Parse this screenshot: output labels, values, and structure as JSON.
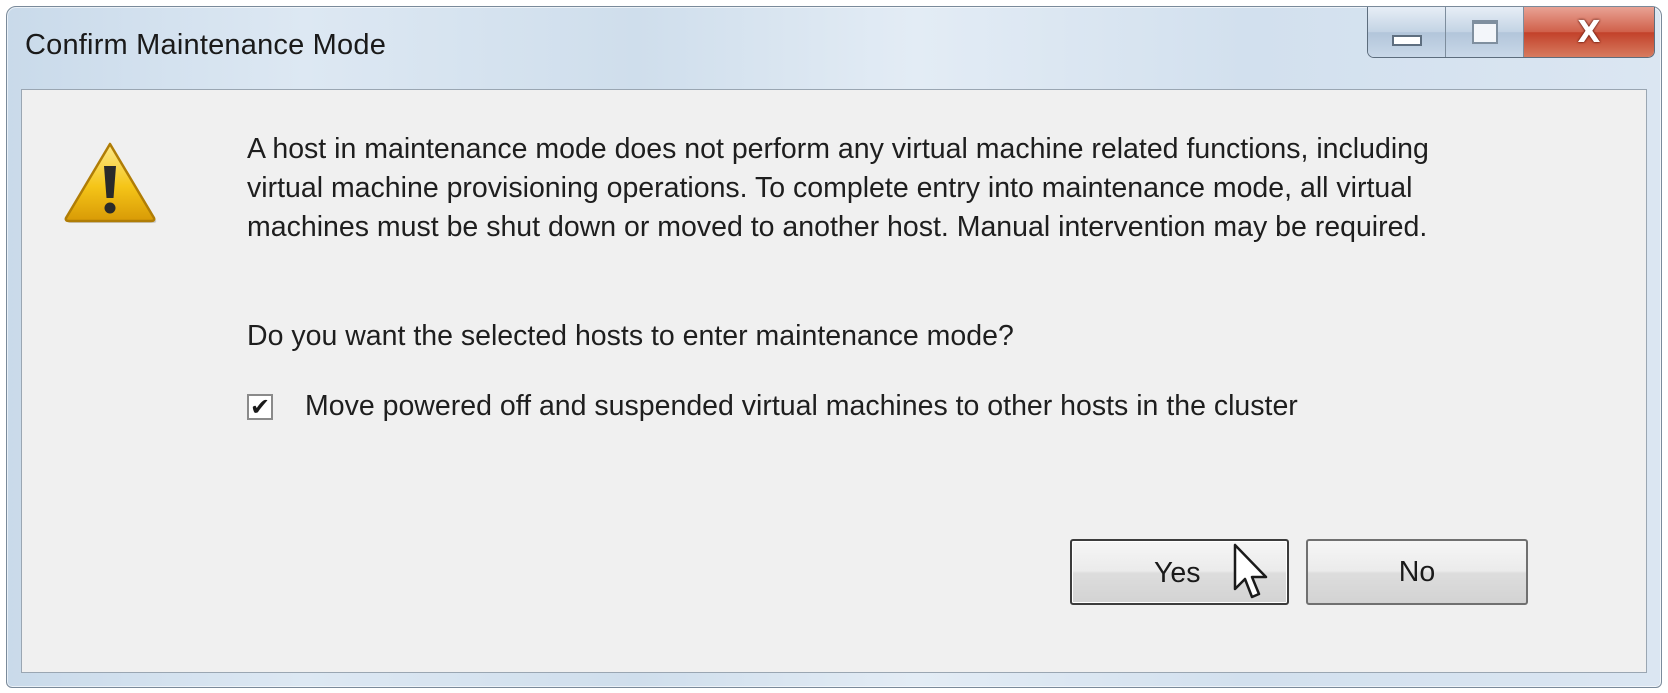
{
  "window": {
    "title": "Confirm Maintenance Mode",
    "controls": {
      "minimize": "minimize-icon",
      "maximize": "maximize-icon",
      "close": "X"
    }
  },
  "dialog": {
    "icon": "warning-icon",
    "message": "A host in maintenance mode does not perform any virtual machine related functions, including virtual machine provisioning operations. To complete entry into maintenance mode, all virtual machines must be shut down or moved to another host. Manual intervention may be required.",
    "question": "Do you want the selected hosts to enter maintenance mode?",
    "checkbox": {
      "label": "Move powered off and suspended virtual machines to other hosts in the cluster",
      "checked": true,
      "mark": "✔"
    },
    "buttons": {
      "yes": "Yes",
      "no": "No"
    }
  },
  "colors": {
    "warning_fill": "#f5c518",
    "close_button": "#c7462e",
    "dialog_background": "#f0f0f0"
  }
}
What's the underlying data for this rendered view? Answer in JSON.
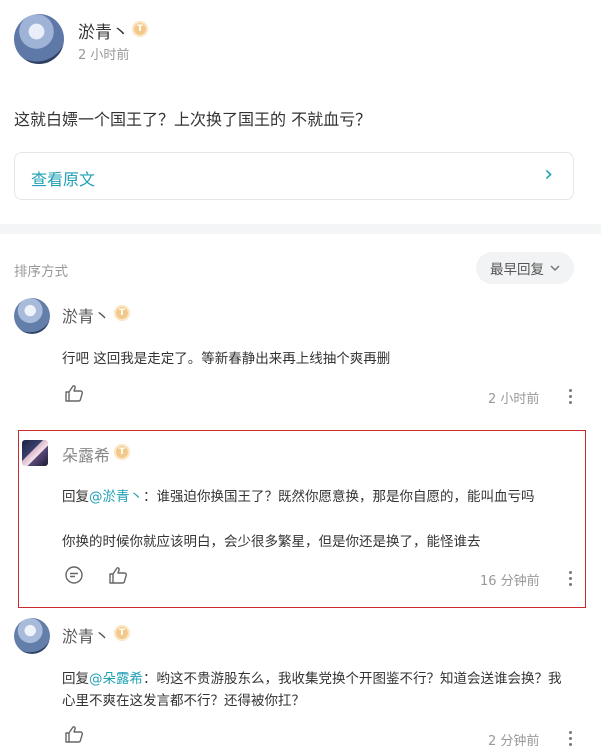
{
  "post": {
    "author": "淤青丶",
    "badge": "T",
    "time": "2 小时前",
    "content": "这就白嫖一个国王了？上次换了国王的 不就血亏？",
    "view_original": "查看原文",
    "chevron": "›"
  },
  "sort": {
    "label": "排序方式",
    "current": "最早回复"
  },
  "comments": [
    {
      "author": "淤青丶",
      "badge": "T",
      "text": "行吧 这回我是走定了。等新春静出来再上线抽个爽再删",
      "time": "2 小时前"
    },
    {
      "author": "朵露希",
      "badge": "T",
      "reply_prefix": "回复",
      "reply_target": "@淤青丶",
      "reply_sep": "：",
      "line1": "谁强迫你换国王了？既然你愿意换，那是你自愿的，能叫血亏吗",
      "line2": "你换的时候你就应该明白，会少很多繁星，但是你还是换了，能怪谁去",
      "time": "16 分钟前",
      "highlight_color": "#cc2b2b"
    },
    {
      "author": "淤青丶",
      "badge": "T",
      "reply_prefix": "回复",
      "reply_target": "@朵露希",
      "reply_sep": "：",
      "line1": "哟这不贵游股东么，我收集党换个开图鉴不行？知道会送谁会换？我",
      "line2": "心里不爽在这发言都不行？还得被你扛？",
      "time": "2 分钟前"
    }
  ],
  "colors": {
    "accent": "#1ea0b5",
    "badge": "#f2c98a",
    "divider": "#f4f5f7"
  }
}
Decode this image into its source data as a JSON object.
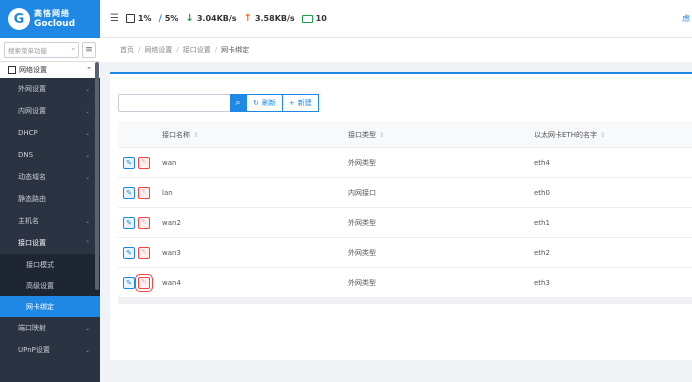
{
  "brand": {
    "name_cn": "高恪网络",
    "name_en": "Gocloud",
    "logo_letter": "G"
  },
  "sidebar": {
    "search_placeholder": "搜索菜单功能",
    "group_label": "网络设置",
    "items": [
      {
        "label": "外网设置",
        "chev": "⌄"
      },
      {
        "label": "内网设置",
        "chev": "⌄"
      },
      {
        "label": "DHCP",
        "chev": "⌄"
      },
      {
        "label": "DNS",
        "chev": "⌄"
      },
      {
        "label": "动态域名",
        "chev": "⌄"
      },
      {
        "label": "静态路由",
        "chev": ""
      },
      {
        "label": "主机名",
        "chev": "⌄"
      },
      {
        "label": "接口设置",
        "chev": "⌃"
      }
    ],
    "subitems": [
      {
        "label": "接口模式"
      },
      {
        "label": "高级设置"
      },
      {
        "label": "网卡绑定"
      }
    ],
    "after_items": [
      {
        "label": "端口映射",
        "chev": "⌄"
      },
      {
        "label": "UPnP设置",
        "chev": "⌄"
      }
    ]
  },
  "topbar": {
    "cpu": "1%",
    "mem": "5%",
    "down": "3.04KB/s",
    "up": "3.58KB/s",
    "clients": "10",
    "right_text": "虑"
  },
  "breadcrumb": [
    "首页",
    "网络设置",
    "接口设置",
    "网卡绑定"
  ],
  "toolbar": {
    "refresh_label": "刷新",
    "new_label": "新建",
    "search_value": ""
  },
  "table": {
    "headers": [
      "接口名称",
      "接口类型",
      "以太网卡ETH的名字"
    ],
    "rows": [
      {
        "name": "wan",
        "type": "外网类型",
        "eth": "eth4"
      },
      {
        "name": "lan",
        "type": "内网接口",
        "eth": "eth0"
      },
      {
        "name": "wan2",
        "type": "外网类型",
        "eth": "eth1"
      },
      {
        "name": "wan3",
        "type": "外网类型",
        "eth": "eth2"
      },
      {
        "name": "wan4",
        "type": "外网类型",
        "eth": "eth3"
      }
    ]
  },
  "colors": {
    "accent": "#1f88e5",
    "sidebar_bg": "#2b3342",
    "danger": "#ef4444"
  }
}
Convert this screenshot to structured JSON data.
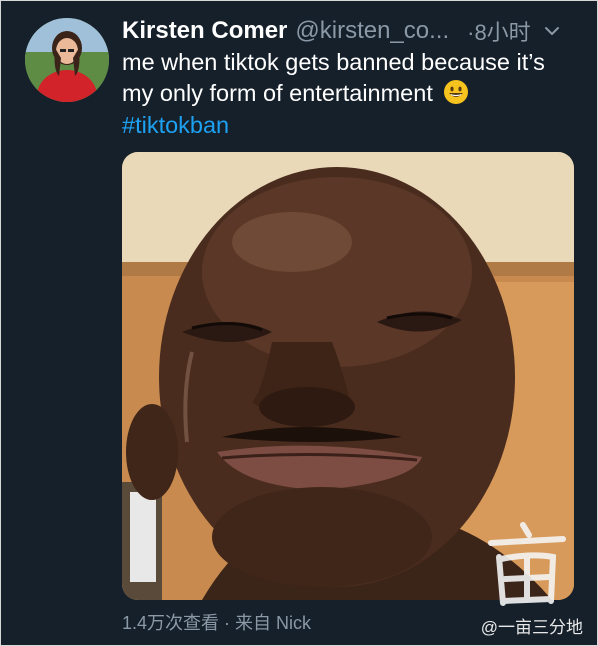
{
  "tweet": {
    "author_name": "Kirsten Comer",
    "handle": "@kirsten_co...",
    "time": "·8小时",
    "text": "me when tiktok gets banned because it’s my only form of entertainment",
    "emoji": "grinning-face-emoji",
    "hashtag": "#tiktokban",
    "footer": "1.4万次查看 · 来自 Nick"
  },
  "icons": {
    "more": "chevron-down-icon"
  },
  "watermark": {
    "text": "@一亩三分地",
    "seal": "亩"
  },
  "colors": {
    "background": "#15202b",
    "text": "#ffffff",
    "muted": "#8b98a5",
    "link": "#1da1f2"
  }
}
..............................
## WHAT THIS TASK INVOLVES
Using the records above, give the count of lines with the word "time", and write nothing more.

## ANSWER SPACE
5